Prof. Ludwig studied mechanical engineering at KIT receiving his Dr.-Ing. in 1999 (magnetostrictive multilayers). Then he joined the smart materials group (caesar, Bonn). From 2002-2007 he was assistant professor at Ruhr-University Bochum (RUB) and headed the caesar group Combinatorial Materials Science. He received a DFG Heisenberg-Professorship (2007) and is full professor at RUB since 2012. He is director of ZGH (Center for interface-dominated high-performance materials). His research comprises combinatorial and high-throughput methods, MEMS, multifunctional-, nano- and energy-materials. He published >170 peer-reviewed papers.

Prof. Dieter Suess

Institute of Solid State Physics, Vienna University of Technology, Wien, Austria

Applications and potential of 3D printing: from polymers to magnetic solid state materials

Dieter Suess was born 1975 in Vienna.  He studied at the Vienna University of Technology from 1994 to 1999 and completed his dissertation “Micromagnetic Simulations of Antiferro-and Ferromagnetic Structures for Magnetic Recording” in 2002, which was partly conducted in Perth (Australia). In the summer of 2006, he worked as a consultant at Komag (now Western Digital) in San Jose (California) to support the product realisation of the “Exchange Spring Media” concept he proposed for hard disks, which has now been used in commercial hard disks since 2007.  In June 2007, Dieter Suess completed his habilitation in Computational Materials Science at the Vienna University of Technology.  Since 2008 he has been project leader of several FWF, WWTF and company projects and since June 2013 he has been head of the Christian Doppler Laboratory “Advanced Magnetic Sensing and Materials” with a total project volume of approximately 5 million euros.

Since March 2018 Dr. Suess is Professor at the Functional Materials Group at the University of Vienna.

Dieter Suess has published around 200 papers in scientific journals. In his research he deals with magnetization dynamics and thermal activations in magnetic materials with a special focus on applications for memory and sensors, spintronics up to 3D printing of magnets.

In 2006 D. Suess funded the start-up company SuessCo Simulations developing magnetic software and in 2018 the company SuessCo Sensors Gmbh.

OUTREACH EVENT – Prof. Luca Bindi

Dipartimento di Scienze della Terra, Università di Firenze, Via La Pira 4, I-50121 Firenze, Italy

Once upon a time in Kamchatka: The extraordinary search for natural quasicrystals

Flyer_Luca Bindi

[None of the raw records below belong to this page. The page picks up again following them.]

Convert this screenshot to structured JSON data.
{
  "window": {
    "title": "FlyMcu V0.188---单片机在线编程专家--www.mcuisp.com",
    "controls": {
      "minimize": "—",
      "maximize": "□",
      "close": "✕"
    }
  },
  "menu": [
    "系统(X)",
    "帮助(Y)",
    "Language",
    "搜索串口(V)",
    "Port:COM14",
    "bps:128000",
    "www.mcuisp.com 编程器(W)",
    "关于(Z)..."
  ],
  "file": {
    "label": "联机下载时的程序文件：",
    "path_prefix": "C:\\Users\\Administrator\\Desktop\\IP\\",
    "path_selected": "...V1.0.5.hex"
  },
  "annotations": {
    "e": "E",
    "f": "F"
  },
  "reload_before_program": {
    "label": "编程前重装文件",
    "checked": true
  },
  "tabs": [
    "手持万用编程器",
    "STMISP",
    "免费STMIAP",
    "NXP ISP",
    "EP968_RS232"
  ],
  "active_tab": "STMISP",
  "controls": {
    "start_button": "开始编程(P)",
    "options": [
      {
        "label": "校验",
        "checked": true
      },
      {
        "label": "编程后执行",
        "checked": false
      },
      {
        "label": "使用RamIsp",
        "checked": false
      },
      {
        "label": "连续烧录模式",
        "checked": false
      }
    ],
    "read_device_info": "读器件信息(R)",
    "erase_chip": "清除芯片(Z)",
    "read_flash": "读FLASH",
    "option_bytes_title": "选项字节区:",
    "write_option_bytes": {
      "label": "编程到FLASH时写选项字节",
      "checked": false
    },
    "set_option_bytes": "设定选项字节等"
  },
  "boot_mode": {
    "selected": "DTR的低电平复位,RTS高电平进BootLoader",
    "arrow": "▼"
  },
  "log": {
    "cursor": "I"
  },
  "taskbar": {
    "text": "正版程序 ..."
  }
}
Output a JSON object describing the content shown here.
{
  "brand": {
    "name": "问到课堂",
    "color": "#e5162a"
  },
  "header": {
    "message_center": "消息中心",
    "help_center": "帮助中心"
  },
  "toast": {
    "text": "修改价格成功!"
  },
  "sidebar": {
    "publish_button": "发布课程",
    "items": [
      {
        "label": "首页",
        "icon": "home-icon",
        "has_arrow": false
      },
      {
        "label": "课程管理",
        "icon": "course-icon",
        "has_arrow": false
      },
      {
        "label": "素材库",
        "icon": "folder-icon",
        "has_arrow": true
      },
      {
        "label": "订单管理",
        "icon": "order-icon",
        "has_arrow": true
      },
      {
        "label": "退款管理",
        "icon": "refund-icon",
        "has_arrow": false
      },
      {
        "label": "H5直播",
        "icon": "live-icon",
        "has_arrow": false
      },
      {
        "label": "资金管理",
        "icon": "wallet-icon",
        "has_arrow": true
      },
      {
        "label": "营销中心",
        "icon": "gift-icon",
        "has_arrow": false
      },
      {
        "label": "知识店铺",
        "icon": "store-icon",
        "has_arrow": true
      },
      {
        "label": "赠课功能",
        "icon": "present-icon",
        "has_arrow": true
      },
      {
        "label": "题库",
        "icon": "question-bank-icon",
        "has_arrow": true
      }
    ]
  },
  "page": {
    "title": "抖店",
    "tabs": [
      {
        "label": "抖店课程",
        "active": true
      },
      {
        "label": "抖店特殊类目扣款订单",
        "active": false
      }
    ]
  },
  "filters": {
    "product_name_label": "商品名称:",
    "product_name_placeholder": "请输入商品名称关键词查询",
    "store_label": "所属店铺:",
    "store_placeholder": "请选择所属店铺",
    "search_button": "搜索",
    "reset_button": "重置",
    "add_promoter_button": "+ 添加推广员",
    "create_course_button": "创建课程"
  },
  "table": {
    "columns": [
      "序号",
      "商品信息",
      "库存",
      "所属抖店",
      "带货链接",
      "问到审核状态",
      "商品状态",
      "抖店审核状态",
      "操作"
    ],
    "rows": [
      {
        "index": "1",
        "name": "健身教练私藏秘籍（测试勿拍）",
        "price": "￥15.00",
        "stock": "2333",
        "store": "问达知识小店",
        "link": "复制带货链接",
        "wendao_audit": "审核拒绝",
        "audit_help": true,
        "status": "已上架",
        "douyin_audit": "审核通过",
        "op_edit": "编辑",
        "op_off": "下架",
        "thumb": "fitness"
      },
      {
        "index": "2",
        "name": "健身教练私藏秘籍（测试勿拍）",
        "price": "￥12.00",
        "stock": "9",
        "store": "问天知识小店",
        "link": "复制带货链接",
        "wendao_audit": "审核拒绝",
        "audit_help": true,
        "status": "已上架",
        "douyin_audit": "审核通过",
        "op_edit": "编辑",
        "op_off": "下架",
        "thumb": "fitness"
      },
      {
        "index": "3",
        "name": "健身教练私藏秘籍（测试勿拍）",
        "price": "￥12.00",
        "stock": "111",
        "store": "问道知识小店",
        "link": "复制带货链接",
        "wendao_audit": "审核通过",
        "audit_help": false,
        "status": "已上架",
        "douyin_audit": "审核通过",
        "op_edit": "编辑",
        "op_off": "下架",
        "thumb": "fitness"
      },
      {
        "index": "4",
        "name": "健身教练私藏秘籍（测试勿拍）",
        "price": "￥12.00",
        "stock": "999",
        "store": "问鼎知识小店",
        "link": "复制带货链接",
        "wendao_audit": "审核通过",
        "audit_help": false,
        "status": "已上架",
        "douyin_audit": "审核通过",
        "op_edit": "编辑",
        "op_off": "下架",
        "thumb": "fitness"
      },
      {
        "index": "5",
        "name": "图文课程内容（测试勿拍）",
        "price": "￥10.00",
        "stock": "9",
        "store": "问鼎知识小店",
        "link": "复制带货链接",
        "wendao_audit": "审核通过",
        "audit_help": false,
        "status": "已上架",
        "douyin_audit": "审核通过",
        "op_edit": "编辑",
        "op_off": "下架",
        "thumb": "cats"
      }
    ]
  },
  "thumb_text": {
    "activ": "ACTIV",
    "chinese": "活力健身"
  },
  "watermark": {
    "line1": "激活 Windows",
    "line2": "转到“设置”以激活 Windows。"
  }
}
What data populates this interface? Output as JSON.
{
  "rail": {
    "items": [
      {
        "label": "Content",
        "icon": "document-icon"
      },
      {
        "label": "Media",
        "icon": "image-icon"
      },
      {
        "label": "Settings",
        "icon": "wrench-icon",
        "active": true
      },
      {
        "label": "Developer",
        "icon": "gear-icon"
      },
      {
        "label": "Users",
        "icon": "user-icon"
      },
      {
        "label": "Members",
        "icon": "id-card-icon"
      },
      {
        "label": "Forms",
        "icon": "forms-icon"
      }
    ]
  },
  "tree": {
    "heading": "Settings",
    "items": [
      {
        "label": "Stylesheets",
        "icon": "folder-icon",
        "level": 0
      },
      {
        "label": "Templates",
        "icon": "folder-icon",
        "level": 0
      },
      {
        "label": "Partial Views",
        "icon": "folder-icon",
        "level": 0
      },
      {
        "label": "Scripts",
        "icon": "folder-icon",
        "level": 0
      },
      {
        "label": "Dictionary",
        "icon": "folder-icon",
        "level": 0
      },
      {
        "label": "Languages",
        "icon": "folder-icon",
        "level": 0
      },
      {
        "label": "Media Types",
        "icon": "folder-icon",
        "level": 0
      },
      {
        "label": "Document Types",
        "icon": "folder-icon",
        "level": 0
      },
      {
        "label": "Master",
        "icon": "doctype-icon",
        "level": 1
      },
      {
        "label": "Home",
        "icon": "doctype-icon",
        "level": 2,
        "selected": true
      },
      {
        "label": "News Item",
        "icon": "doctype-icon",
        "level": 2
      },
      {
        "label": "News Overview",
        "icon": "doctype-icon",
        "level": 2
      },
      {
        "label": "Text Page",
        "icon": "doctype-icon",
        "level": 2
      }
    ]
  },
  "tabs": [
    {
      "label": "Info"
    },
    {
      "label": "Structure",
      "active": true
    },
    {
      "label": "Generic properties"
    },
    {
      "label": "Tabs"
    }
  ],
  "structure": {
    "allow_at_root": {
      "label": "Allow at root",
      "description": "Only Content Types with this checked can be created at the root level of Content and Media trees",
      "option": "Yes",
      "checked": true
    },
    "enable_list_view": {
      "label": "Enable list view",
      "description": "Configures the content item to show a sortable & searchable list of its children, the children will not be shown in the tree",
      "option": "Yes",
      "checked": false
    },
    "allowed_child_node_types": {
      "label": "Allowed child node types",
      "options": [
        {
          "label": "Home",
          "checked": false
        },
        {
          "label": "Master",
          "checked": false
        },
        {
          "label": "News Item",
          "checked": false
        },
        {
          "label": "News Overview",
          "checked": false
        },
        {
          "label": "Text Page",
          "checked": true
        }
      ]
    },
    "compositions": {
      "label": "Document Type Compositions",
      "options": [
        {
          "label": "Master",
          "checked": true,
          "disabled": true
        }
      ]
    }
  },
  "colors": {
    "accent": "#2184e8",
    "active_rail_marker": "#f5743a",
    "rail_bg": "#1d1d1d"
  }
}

Luca Bindi (born 1971) is an Italian geologist. He currently holds the Chair of Mineralogy and Crystallography in the Department of Earth Sciences in the University of Florence. He is also a research associate at the Istituto di Geoscienze e Georisorse of the National Research Council (Italy) (CNR). He has received national and international scientific awards that include the President of the Republic Prize 2015 in the category of Physical, Mathematical and Natural Sciences in the National Academy of Lincei.
He discovered natural quasicrystals in 2009, showing that quasicrystals can form spontaneously in nature and remain stable for geological times.
Two of his scientific works related to the discovery of the first natural quasicrystal, icosahedrite, were cited in Scientific Background on the Nobel Prize in Chemistry 2011 – The Discovery of Quasicrystals of the Nobel Committee for Chemistry of the Royal Swedish Academy of Sciences. On 29 May 2018, the asteroid 92279 Bindiluca was named in his honor.
Bindi has numerous international collaborations, especially with Princeton University, Harvard University, and the California Institute of Technology.
His research activity resulted in 250 scientific publications in international journals, mainly covering crystallographic structural studies of minerals characterized by incommensurate structures, superstructures, twinning, and integrating mineralogy with the most-advanced fields of crystallography. Significant among his research works are the crystal-chemical studies of major mineral phases for the Earth’s mantle, and studies of potassium-rich clinopyroxene, which had broad international resonance.